To love a neighbour means more than to be concerned, or to feel a certain way. It means more than having the right opinions. Instead, loving our neighbour means learning from what Jesus tells us in the parable of the Good Samaritan: to actually help the people God has placed in our path. To the Samaritan, loving his neighbour meant taking the risk of helping someone who might hurt him in return. It meant sacrificing some of his time and money for a Jewish stranger, even though he knew the Jews hated his people. It meant doing these things because he knew that God had placed this injured stranger in his path, and was calling him to help. This is what it means to love our neighbour as ourselves. It means loving people in real, tangible ways—often at great cost to ourselves.
So what are we to do, when the world presents us with so many things to care about? Here are a few suggestions. First, be honest with yourself. Really honest. Is there anything I can do about this? If not, give the situation to God in prayer, and do your best to forget about it.
Second, where important issues are too big for you to fix yourself, are there ways you can still make a difference? Global warming, for example, is a serious threat imperilling our planet. Neither you nor I can fix it, but are there things we can do locally? Can we drive less, walk more or advocate for better zoning? Before signalling your concern about global issues, are there local actions you can take which make a difference where you are?

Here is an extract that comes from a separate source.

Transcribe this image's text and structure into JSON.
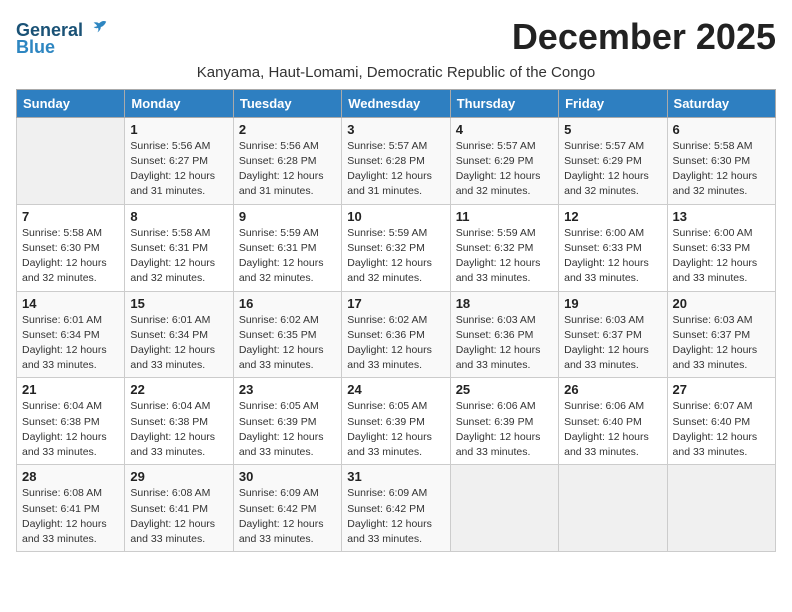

Third, start incorporating into your prayer life, a request that God help you see clearly what He has placed in your path. Is there someone you work with or live with, who you should be paying more attention to? Or a situation you can and should be improving? Maybe you’ve been letting a friendship weaken through indifference, or you’ve not been paying attention to the things that matter to your child. Perhaps there is a conflict at your workplace which you should resolve, or a sick person you should be visiting. If so, then resolve to pay attention to the real people God has given you rather than the abstractions which clutter up your twitter feed.
Finally, when some issue or situation works its way through social media, stop before you like or re-tweet. Ask yourself, will this accomplish something? Will it inform people who need to be informed? Will it improve the lives of those who are likely to read it? Will it support someone who needs support? Or will it just tell everyone you have the right opinions? If that’s all it does, don’t post. The world doesn’t need more virtue-signalling.
We live in a complex world, full of wars and rumours of wars. But Jesus tells us not to let these things trouble us. The world we live in is fallen, and true sorrows are sure to come. But Jesus doesn’t ask us to concern ourselves with what lies outside of our ability to change. Instead, He reminds us that we have a Father who knows our needs and takes charge over the things we have no power to control. So, instead of worrying about the things we cannot change, why not open yourself up to His grace and change the things you can. Let your prayer be as the psalmist once wrote:
O Lord, my heart is not lifted up; my eyes are not raised too high; I do not occupy myself with things too great and too marvelous for me. But I have calmed and quieted my soul, like a weaned child with its mother; like a weaned child is my soul within me. O Israel, hope in the Lord from this time forth and forevermore. (Psalm 131, ESV)